Data excerpts
════════════════

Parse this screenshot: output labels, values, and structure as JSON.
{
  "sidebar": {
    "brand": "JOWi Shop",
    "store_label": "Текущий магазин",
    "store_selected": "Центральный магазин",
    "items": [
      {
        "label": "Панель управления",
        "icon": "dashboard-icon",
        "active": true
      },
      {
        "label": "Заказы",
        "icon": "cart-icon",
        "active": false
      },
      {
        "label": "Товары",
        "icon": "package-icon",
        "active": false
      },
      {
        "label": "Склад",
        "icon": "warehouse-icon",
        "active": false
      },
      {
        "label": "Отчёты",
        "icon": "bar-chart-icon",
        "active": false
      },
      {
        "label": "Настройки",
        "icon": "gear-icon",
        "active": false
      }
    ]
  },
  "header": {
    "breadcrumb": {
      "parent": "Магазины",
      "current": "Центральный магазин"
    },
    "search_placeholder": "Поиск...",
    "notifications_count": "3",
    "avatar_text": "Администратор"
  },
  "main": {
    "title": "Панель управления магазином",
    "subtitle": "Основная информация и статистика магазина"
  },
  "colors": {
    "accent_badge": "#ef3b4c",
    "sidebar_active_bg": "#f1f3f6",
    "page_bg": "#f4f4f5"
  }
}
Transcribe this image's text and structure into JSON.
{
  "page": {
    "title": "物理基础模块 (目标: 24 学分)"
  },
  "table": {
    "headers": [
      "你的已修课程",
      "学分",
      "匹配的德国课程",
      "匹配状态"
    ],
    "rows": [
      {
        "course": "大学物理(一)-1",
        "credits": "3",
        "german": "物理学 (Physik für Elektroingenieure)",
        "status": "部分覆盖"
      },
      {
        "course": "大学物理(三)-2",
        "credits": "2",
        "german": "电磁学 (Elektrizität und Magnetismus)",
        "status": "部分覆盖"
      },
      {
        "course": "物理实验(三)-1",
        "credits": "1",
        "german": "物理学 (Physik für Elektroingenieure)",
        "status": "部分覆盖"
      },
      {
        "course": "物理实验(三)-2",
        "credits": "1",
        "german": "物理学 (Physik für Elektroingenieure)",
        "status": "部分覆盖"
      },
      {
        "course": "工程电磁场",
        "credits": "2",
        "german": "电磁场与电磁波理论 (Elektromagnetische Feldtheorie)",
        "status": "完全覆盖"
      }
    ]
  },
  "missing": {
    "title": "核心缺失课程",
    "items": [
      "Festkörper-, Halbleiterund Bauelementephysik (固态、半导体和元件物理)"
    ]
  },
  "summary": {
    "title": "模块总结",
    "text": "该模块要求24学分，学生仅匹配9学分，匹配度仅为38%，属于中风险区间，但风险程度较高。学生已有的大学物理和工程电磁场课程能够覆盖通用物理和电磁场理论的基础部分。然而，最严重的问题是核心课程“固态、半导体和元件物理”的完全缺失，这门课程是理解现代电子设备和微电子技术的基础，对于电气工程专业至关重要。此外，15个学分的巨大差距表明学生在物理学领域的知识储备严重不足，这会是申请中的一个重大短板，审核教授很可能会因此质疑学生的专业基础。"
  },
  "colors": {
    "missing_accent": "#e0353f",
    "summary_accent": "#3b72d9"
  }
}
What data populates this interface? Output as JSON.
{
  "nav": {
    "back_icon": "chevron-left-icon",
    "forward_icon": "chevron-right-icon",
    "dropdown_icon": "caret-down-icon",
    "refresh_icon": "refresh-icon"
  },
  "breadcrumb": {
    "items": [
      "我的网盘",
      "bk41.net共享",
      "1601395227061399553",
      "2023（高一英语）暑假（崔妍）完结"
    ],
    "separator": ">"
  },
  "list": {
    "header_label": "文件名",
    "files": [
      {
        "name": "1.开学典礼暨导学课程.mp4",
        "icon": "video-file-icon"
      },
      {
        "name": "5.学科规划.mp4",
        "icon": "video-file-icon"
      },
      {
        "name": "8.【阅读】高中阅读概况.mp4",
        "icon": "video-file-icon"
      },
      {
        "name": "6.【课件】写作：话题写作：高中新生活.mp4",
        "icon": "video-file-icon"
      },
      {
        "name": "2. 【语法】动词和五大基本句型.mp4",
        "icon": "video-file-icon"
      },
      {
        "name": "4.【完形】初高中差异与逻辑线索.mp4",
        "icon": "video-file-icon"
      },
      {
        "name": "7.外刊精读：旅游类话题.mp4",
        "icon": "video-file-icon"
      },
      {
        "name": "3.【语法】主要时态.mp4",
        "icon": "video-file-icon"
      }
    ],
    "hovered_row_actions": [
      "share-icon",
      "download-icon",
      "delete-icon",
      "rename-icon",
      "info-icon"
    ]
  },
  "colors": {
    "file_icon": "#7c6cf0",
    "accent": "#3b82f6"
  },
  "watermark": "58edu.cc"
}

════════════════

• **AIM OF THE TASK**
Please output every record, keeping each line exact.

• **SOLUTION TO THIS EXERCISE**
Parse this screenshot: output labels, values, and structure as JSON.
{
  "sidebar": {
    "brand": "JOWi Shop",
    "store_label": "Текущий магазин",
    "store_selected": "Центральный магазин",
    "items": [
      {
        "label": "Панель управления",
        "icon": "dashboard-icon",
        "active": true
      },
      {
        "label": "Заказы",
        "icon": "cart-icon",
        "active": false
      },
      {
        "label": "Товары",
        "icon": "package-icon",
        "active": false
      },
      {
        "label": "Склад",
        "icon": "warehouse-icon",
        "active": false
      },
      {
        "label": "Отчёты",
        "icon": "bar-chart-icon",
        "active": false
      },
      {
        "label": "Настройки",
        "icon": "gear-icon",
        "active": false
      }
    ]
  },
  "header": {
    "breadcrumb": {
      "parent": "Магазины",
      "current": "Центральный магазин"
    },
    "search_placeholder": "Поиск...",
    "notifications_count": "3",
    "avatar_text": "Администратор"
  },
  "main": {
    "title": "Панель управления магазином",
    "subtitle": "Основная информация и статистика магазина"
  },
  "colors": {
    "accent_badge": "#ef3b4c",
    "sidebar_active_bg": "#f1f3f6",
    "page_bg": "#f4f4f5"
  }
}
Transcribe this image's text and structure into JSON.
{
  "page": {
    "title": "物理基础模块 (目标: 24 学分)"
  },
  "table": {
    "headers": [
      "你的已修课程",
      "学分",
      "匹配的德国课程",
      "匹配状态"
    ],
    "rows": [
      {
        "course": "大学物理(一)-1",
        "credits": "3",
        "german": "物理学 (Physik für Elektroingenieure)",
        "status": "部分覆盖"
      },
      {
        "course": "大学物理(三)-2",
        "credits": "2",
        "german": "电磁学 (Elektrizität und Magnetismus)",
        "status": "部分覆盖"
      },
      {
        "course": "物理实验(三)-1",
        "credits": "1",
        "german": "物理学 (Physik für Elektroingenieure)",
        "status": "部分覆盖"
      },
      {
        "course": "物理实验(三)-2",
        "credits": "1",
        "german": "物理学 (Physik für Elektroingenieure)",
        "status": "部分覆盖"
      },
      {
        "course": "工程电磁场",
        "credits": "2",
        "german": "电磁场与电磁波理论 (Elektromagnetische Feldtheorie)",
        "status": "完全覆盖"
      }
    ]
  },
  "missing": {
    "title": "核心缺失课程",
    "items": [
      "Festkörper-, Halbleiterund Bauelementephysik (固态、半导体和元件物理)"
    ]
  },
  "summary": {
    "title": "模块总结",
    "text": "该模块要求24学分，学生仅匹配9学分，匹配度仅为38%，属于中风险区间，但风险程度较高。学生已有的大学物理和工程电磁场课程能够覆盖通用物理和电磁场理论的基础部分。然而，最严重的问题是核心课程“固态、半导体和元件物理”的完全缺失，这门课程是理解现代电子设备和微电子技术的基础，对于电气工程专业至关重要。此外，15个学分的巨大差距表明学生在物理学领域的知识储备严重不足，这会是申请中的一个重大短板，审核教授很可能会因此质疑学生的专业基础。"
  },
  "colors": {
    "missing_accent": "#e0353f",
    "summary_accent": "#3b72d9"
  }
}
What data populates this interface? Output as JSON.
{
  "nav": {
    "back_icon": "chevron-left-icon",
    "forward_icon": "chevron-right-icon",
    "dropdown_icon": "caret-down-icon",
    "refresh_icon": "refresh-icon"
  },
  "breadcrumb": {
    "items": [
      "我的网盘",
      "bk41.net共享",
      "1601395227061399553",
      "2023（高一英语）暑假（崔妍）完结"
    ],
    "separator": ">"
  },
  "list": {
    "header_label": "文件名",
    "files": [
      {
        "name": "1.开学典礼暨导学课程.mp4",
        "icon": "video-file-icon"
      },
      {
        "name": "5.学科规划.mp4",
        "icon": "video-file-icon"
      },
      {
        "name": "8.【阅读】高中阅读概况.mp4",
        "icon": "video-file-icon"
      },
      {
        "name": "6.【课件】写作：话题写作：高中新生活.mp4",
        "icon": "video-file-icon"
      },
      {
        "name": "2. 【语法】动词和五大基本句型.mp4",
        "icon": "video-file-icon"
      },
      {
        "name": "4.【完形】初高中差异与逻辑线索.mp4",
        "icon": "video-file-icon"
      },
      {
        "name": "7.外刊精读：旅游类话题.mp4",
        "icon": "video-file-icon"
      },
      {
        "name": "3.【语法】主要时态.mp4",
        "icon": "video-file-icon"
      }
    ],
    "hovered_row_actions": [
      "share-icon",
      "download-icon",
      "delete-icon",
      "rename-icon",
      "info-icon"
    ]
  },
  "colors": {
    "file_icon": "#7c6cf0",
    "accent": "#3b82f6"
  },
  "watermark": "58edu.cc"
}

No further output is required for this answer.